    • CommentTimeSep 28th 2008
     (3574.38)
    Earlier I said:

    something in me suspects that 'Fight With Tools' might not have anything much better than 'Handlebars' on it.


    Been away for a while so missed some of the posts on the thread here... just going to pitch in once more and say that I bought Fight With Tools, have been playing at least half of it almost constantly. Mayday is sheer awesomeness, gypsy punk sliding into funk metal and rap.

    they're far more concerned with getting people energized about fixing stuff than making people Christian


    I can see that after giving the album time to grow on me. Sometimes the Christian overtones grate, but surprisingly rarely... Although the band can tend towards the po-faced lyrically (as others have said elsewhere, particularly of Rise), for the most part their words are sharp, incisive and have a real depth of feeling behind them.

    I like Fight With Tools so much, I'd almost put it as my album of the year. So I feel kind of guilty about the judgmental title I gave this thread. Put it this way, after hearing the album, 1) I'm totally converted (NOT to Xtianity!!!), and would def pay to see these guys live, 2) I'm keen to check out the webcomics / interviews etc you guys posted links to, and 3) I'm kind of GLAD that their sound is so commercial. It's the first time in a long time I've liked a band who made the UK charts.

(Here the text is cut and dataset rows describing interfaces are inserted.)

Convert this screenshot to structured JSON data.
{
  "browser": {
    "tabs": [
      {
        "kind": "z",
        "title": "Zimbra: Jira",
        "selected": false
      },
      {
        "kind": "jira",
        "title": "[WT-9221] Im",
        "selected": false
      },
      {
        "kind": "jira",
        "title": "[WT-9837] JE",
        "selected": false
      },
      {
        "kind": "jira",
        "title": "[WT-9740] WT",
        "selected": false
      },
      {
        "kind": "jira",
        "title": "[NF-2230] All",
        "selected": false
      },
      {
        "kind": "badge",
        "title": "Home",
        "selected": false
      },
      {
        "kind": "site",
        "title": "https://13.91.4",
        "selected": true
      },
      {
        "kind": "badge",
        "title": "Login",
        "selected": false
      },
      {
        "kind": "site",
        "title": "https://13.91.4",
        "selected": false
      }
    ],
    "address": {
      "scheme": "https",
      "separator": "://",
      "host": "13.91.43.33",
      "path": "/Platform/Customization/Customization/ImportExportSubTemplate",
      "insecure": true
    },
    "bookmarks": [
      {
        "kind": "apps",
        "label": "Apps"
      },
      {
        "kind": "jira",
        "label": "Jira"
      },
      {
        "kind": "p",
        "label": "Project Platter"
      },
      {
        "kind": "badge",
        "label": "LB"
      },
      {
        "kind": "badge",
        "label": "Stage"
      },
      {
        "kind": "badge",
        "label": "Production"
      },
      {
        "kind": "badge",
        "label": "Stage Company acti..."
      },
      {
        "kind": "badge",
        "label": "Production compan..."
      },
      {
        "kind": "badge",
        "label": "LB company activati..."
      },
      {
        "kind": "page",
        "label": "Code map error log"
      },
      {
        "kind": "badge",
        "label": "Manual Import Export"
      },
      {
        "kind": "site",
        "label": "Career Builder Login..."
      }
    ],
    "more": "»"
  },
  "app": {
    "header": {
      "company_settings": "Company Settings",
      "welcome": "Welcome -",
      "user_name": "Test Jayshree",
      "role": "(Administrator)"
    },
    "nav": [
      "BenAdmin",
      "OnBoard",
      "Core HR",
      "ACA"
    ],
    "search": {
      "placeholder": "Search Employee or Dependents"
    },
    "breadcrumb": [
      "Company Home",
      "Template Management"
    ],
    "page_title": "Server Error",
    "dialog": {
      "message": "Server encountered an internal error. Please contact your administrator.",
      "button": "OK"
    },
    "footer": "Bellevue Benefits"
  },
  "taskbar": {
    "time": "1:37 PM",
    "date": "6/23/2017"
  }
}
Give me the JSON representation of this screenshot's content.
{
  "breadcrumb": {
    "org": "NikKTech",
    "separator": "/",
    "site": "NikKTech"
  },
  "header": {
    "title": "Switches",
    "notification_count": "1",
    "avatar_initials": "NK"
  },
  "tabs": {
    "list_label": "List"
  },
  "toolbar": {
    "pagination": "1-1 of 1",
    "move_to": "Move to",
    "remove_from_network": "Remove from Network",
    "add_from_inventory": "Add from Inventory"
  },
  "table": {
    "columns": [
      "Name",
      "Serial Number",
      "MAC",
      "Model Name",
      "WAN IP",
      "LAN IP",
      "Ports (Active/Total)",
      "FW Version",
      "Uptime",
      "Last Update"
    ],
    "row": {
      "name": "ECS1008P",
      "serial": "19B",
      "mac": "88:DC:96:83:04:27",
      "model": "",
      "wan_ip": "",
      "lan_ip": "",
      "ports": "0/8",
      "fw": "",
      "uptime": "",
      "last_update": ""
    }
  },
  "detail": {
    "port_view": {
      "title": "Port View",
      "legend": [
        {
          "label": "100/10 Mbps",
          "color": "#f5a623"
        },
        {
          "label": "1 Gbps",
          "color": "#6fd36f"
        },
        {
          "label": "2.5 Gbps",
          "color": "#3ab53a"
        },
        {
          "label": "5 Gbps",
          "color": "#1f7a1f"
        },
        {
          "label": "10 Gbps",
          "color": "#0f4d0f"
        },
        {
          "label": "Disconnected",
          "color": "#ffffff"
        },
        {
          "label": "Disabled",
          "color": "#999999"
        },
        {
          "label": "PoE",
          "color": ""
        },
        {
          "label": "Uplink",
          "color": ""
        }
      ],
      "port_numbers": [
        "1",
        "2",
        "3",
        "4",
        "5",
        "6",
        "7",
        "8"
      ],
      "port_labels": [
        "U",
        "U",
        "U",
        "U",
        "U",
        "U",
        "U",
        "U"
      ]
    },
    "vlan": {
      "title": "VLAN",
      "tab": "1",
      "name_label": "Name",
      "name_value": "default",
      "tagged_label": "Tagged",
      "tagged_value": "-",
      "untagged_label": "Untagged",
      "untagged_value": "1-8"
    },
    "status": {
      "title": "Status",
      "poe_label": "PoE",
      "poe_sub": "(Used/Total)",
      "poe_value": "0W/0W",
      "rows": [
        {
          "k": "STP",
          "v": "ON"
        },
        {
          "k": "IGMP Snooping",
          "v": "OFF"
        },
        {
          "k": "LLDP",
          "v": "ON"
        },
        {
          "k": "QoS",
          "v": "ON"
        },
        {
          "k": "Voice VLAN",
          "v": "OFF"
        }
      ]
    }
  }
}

    Flobots are pretty unique in terms of their sound - Handlebars and Rise only tell a tiny fraction of the story. So yeah, just for the record, I'm a dick and I should have titled the thread Flobots: How Awesome.